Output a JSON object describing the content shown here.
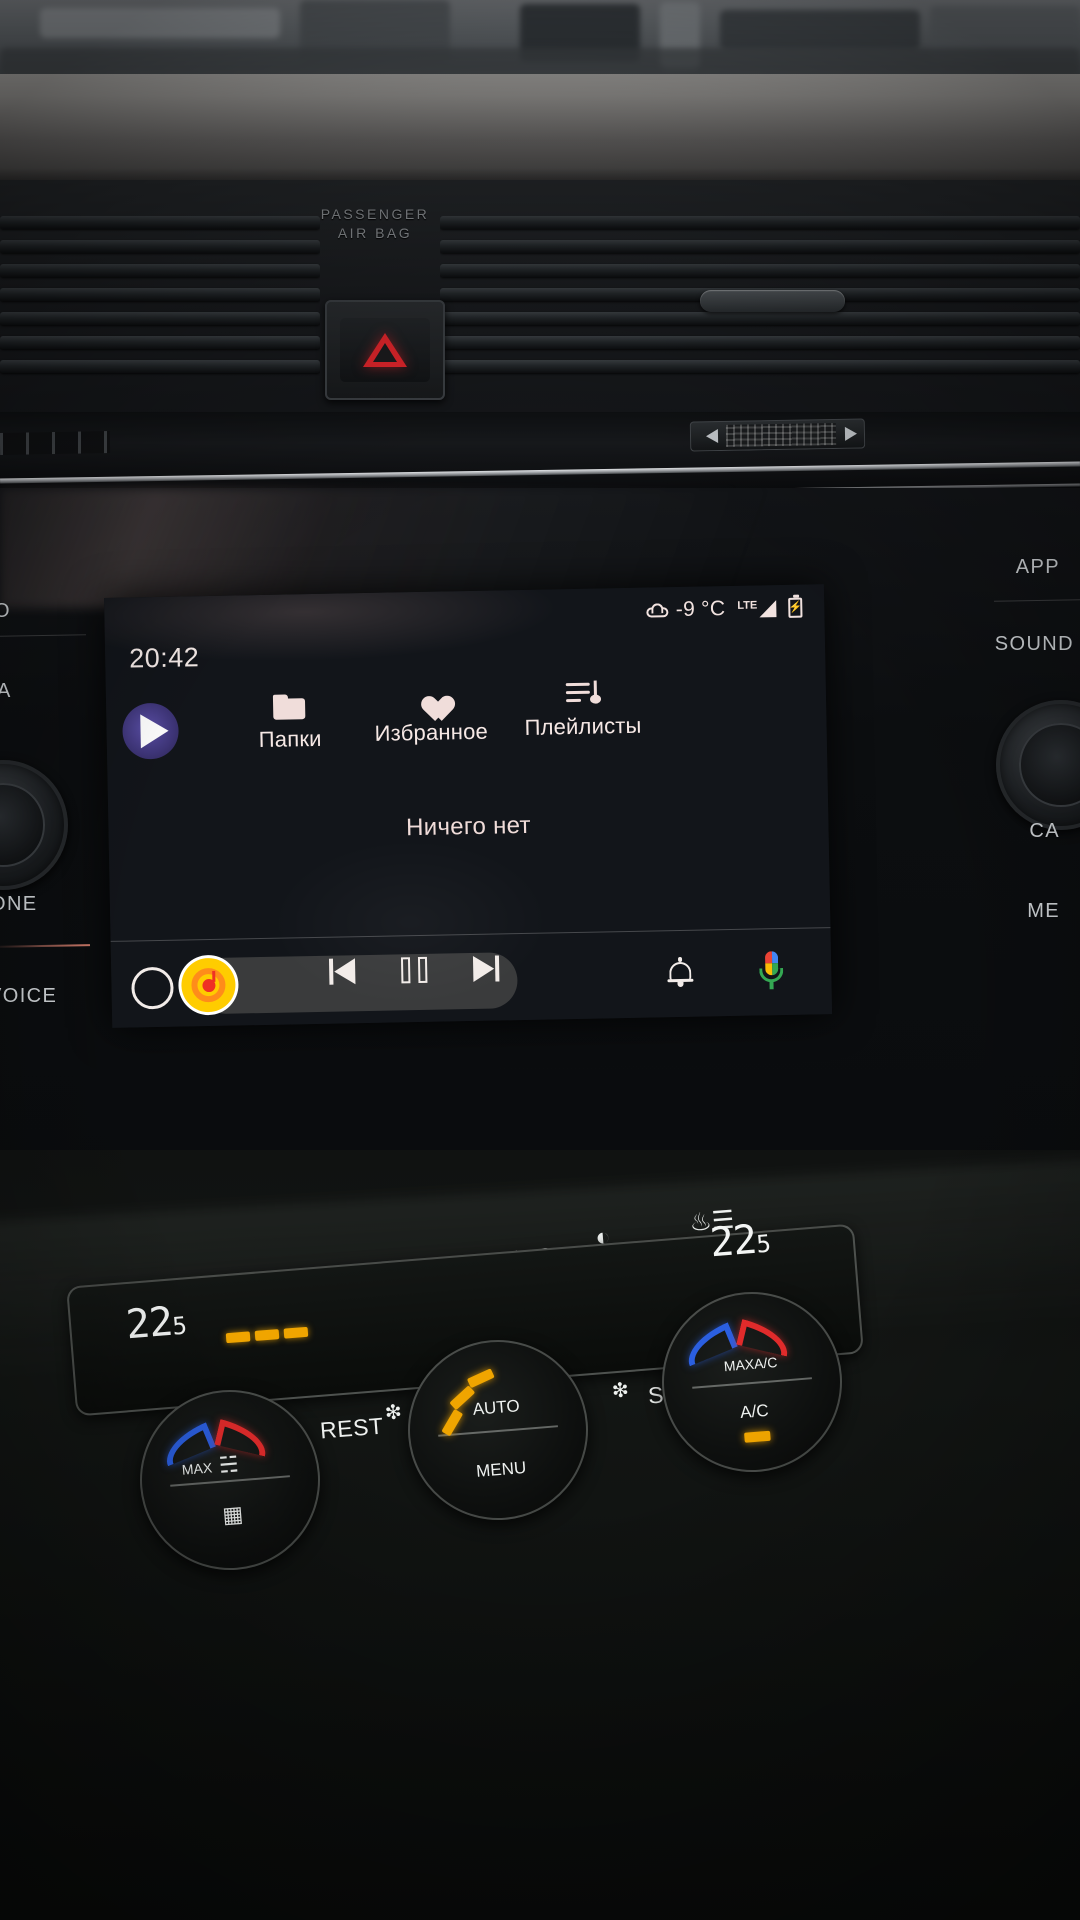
{
  "scene": {
    "description": "Car dashboard photo with Android Auto media screen and physical climate controls",
    "airbag_label_line1": "PASSENGER",
    "airbag_label_line2": "AIR BAG",
    "hazard_icon": "warning-triangle-icon"
  },
  "screen": {
    "clock": "20:42",
    "status": {
      "weather_icon": "cloud-icon",
      "temperature": "-9 °C",
      "network_label": "LTE",
      "signal_icon": "signal-bars-icon",
      "battery_icon": "battery-charging-icon"
    },
    "app_icon": "android-auto-media-app-icon",
    "tabs": [
      {
        "label": "Папки",
        "icon": "folder-icon"
      },
      {
        "label": "Избранное",
        "icon": "heart-icon"
      },
      {
        "label": "Плейлисты",
        "icon": "queue-music-icon"
      }
    ],
    "empty_message": "Ничего нет",
    "controls": {
      "home_icon": "home-circle-icon",
      "app_shortcut_icon": "yandex-music-icon",
      "previous_label": "previous-track-icon",
      "pause_label": "pause-icon",
      "next_label": "next-track-icon",
      "notifications_icon": "bell-icon",
      "assistant_icon": "google-assistant-mic-icon"
    },
    "accent_color": "#f0dcd9",
    "background_color": "#12151a"
  },
  "hard_keys": {
    "left": [
      "O",
      "IA",
      "ONE",
      "VOICE"
    ],
    "right": [
      "APP",
      "SOUND",
      "CA",
      "ME"
    ]
  },
  "climate": {
    "left_temperature": {
      "value": "22",
      "decimal": "5"
    },
    "right_temperature": {
      "value": "22",
      "decimal": "5"
    },
    "seat_heat_icon_left": "seat-heating-icon",
    "seat_heat_icon_right": "seat-heating-icon",
    "steering_heat_icon": "steering-wheel-heating-icon",
    "defrost_icon": "windshield-defrost-icon",
    "airflow_face_icon": "airflow-face-icon",
    "airflow_feet_icon": "airflow-feet-icon",
    "seat_heat_level_bars": 3,
    "left_dial": {
      "max_label": "MAX",
      "defrost_icon": "front-defrost-icon",
      "rear_defrost_icon": "rear-defrost-icon"
    },
    "center_dial": {
      "auto_label": "AUTO",
      "menu_label": "MENU",
      "rest_label": "REST",
      "sync_label": "SYNC",
      "fan_icon": "fan-icon",
      "fan_level": 3
    },
    "right_dial": {
      "max_ac_label": "MAXA/C",
      "ac_label": "A/C",
      "ac_on": true
    },
    "amber_color": "#f0a500",
    "cold_color": "#2b5fe0",
    "warm_color": "#e02b2b"
  }
}
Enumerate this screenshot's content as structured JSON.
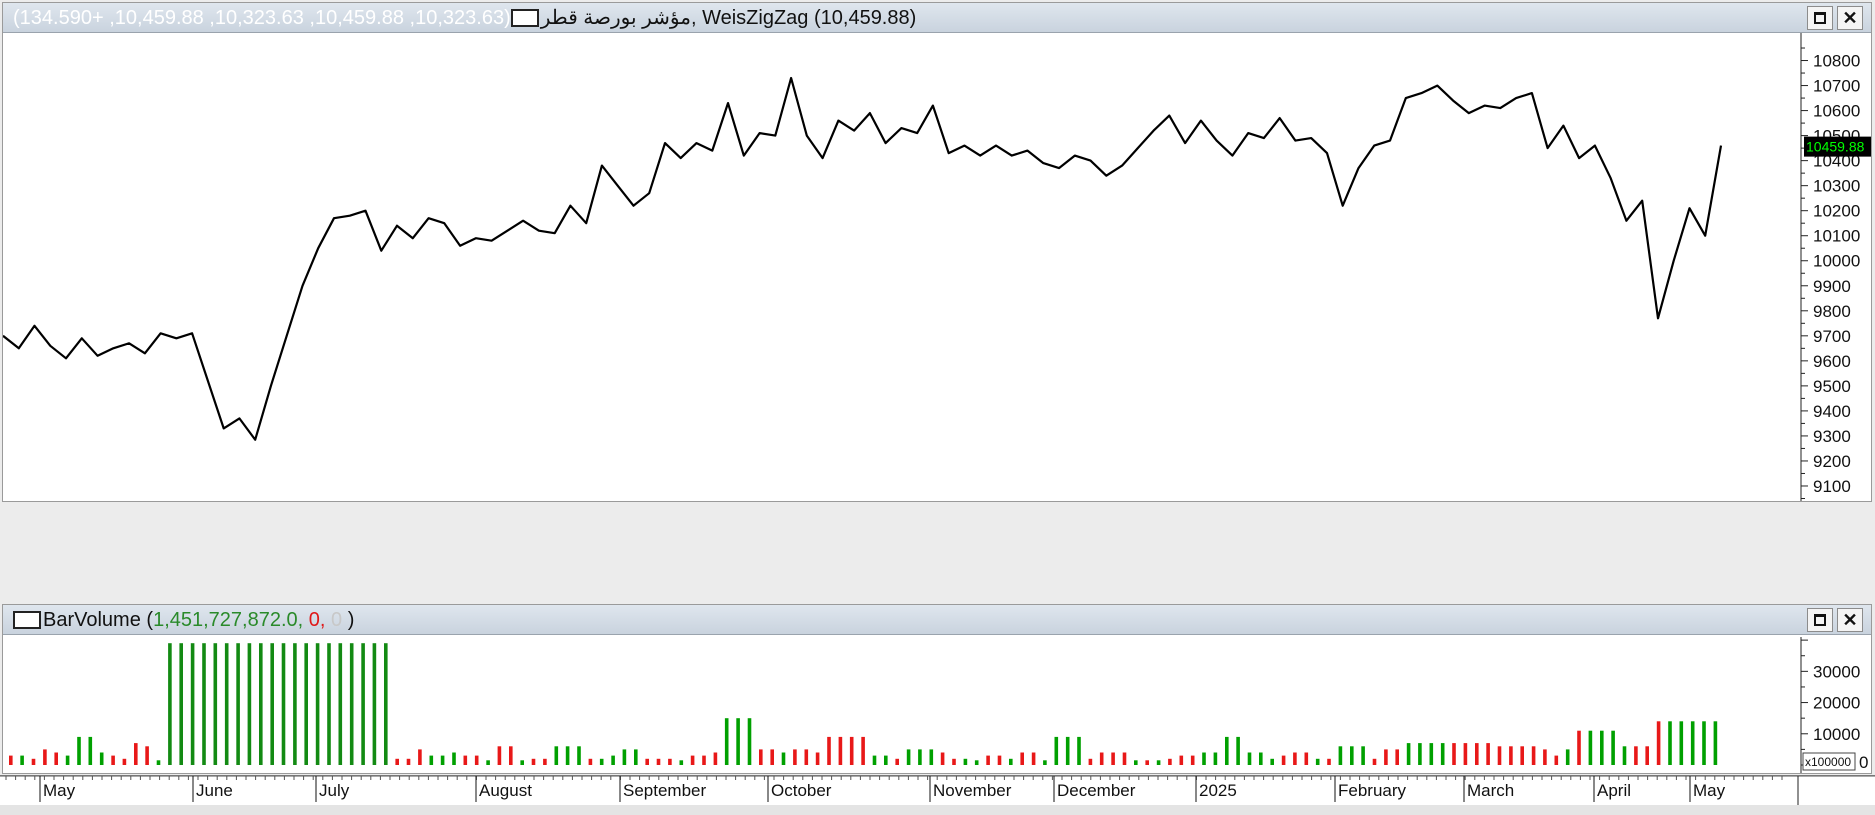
{
  "price_pane": {
    "name": "مؤشر بورصة قطر",
    "ohlc_text": "(10,323.63, 10,459.88, 10,323.63, 10,459.88, +134.590)",
    "separator": ", ",
    "indicator_text": "WeisZigZag (10,459.88)",
    "last_value_label": "10459.88",
    "last_value_color": "#00ff00"
  },
  "volume_pane": {
    "indicator_name": "BarVolume",
    "open_paren": "(",
    "value": "1,451,727,872.0,",
    "second_value": "0,",
    "third_value": "0",
    "close_paren": ")",
    "scale_label": "x100000",
    "zero_label": "0"
  },
  "window_buttons": {
    "restore_icon": "restore-icon",
    "close_label": "✕"
  },
  "x_axis": {
    "month_labels": [
      "May",
      "June",
      "July",
      "August",
      "September",
      "October",
      "November",
      "December",
      "2025",
      "February",
      "March",
      "April",
      "May"
    ]
  },
  "chart_data": [
    {
      "type": "line",
      "title": "",
      "series": [
        {
          "name": "WeisZigZag",
          "color": "#000000",
          "values": [
            9700,
            9650,
            9740,
            9660,
            9610,
            9690,
            9620,
            9650,
            9670,
            9630,
            9710,
            9690,
            9710,
            9520,
            9330,
            9370,
            9285,
            9500,
            9700,
            9900,
            10050,
            10170,
            10180,
            10200,
            10040,
            10140,
            10090,
            10170,
            10150,
            10060,
            10090,
            10080,
            10120,
            10160,
            10120,
            10110,
            10220,
            10150,
            10380,
            10300,
            10220,
            10270,
            10470,
            10410,
            10470,
            10440,
            10630,
            10420,
            10510,
            10500,
            10730,
            10500,
            10410,
            10560,
            10520,
            10590,
            10470,
            10530,
            10510,
            10620,
            10430,
            10460,
            10420,
            10460,
            10420,
            10440,
            10390,
            10370,
            10420,
            10400,
            10340,
            10380,
            10450,
            10520,
            10580,
            10470,
            10560,
            10480,
            10420,
            10510,
            10490,
            10570,
            10480,
            10490,
            10430,
            10220,
            10370,
            10460,
            10480,
            10650,
            10670,
            10700,
            10640,
            10590,
            10620,
            10610,
            10650,
            10670,
            10450,
            10540,
            10410,
            10460,
            10330,
            10160,
            10240,
            9770,
            10000,
            10210,
            10100,
            10460
          ]
        }
      ],
      "ylim": [
        9040,
        10910
      ],
      "y_ticks": [
        9100,
        9200,
        9300,
        9400,
        9500,
        9600,
        9700,
        9800,
        9900,
        10000,
        10100,
        10200,
        10300,
        10400,
        10500,
        10600,
        10700,
        10800
      ],
      "grid": false
    },
    {
      "type": "bar",
      "title": "",
      "units_note": "values in x100000",
      "y_ticks": [
        10000,
        20000,
        30000
      ],
      "ylim": [
        0,
        41000
      ],
      "colors": {
        "up": "#00a000",
        "down": "#e81818",
        "up_dark": "#138a13"
      },
      "values": [
        3000,
        3000,
        2000,
        5000,
        4000,
        3000,
        9000,
        9000,
        4000,
        3000,
        2000,
        7000,
        6000,
        1500,
        39000,
        39000,
        39000,
        39000,
        39000,
        39000,
        39000,
        39000,
        39000,
        39000,
        39000,
        39000,
        39000,
        39000,
        39000,
        39000,
        39000,
        39000,
        39000,
        39000,
        2000,
        2000,
        5000,
        3000,
        3000,
        4000,
        3000,
        3000,
        1500,
        6000,
        6000,
        1500,
        2000,
        2000,
        6000,
        6000,
        6000,
        2000,
        2000,
        3000,
        5000,
        5000,
        2000,
        2000,
        2000,
        1500,
        3000,
        3000,
        4000,
        15000,
        15000,
        15000,
        5000,
        5000,
        4000,
        5000,
        5000,
        4000,
        9000,
        9000,
        9000,
        9000,
        3000,
        3000,
        2000,
        5000,
        5000,
        5000,
        4000,
        2000,
        2000,
        1500,
        3000,
        3000,
        2000,
        4000,
        4000,
        1500,
        9000,
        9000,
        9000,
        2000,
        4000,
        4000,
        4000,
        1500,
        1500,
        1500,
        2000,
        3000,
        3000,
        4000,
        4000,
        9000,
        9000,
        4000,
        4000,
        2000,
        3000,
        4000,
        4000,
        2000,
        2000,
        6000,
        6000,
        6000,
        2000,
        5000,
        5000,
        7000,
        7000,
        7000,
        7000,
        7000,
        7000,
        7000,
        7000,
        6000,
        6000,
        6000,
        6000,
        5000,
        3000,
        5000,
        11000,
        11000,
        11000,
        11000,
        6000,
        6000,
        6000,
        14000,
        14000,
        14000,
        14000,
        14000,
        14000
      ],
      "up": [
        0,
        1,
        0,
        0,
        0,
        1,
        1,
        1,
        1,
        0,
        0,
        0,
        0,
        1,
        1,
        1,
        1,
        1,
        1,
        1,
        1,
        1,
        1,
        1,
        1,
        1,
        1,
        1,
        1,
        1,
        1,
        1,
        1,
        1,
        0,
        0,
        0,
        1,
        1,
        1,
        0,
        0,
        1,
        0,
        0,
        1,
        0,
        0,
        1,
        1,
        1,
        0,
        1,
        1,
        1,
        1,
        0,
        0,
        0,
        1,
        0,
        0,
        0,
        1,
        1,
        1,
        0,
        0,
        1,
        0,
        0,
        0,
        0,
        0,
        0,
        0,
        1,
        1,
        0,
        1,
        1,
        1,
        0,
        0,
        1,
        1,
        0,
        0,
        1,
        0,
        0,
        1,
        1,
        1,
        1,
        0,
        0,
        0,
        0,
        1,
        0,
        1,
        0,
        0,
        0,
        1,
        1,
        1,
        1,
        1,
        1,
        1,
        0,
        0,
        0,
        1,
        0,
        1,
        1,
        1,
        0,
        0,
        0,
        1,
        1,
        1,
        1,
        0,
        0,
        0,
        0,
        0,
        0,
        0,
        0,
        0,
        0,
        1,
        0,
        1,
        1,
        1,
        1,
        0,
        0,
        0,
        1,
        1,
        1,
        1,
        1,
        1
      ]
    }
  ]
}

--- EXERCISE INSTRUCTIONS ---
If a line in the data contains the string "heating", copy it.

--- EXPECTED ANSWER ---
    "seat_heat_icon_left": "seat-heating-icon",
    "seat_heat_icon_right": "seat-heating-icon",
    "steering_heat_icon": "steering-wheel-heating-icon",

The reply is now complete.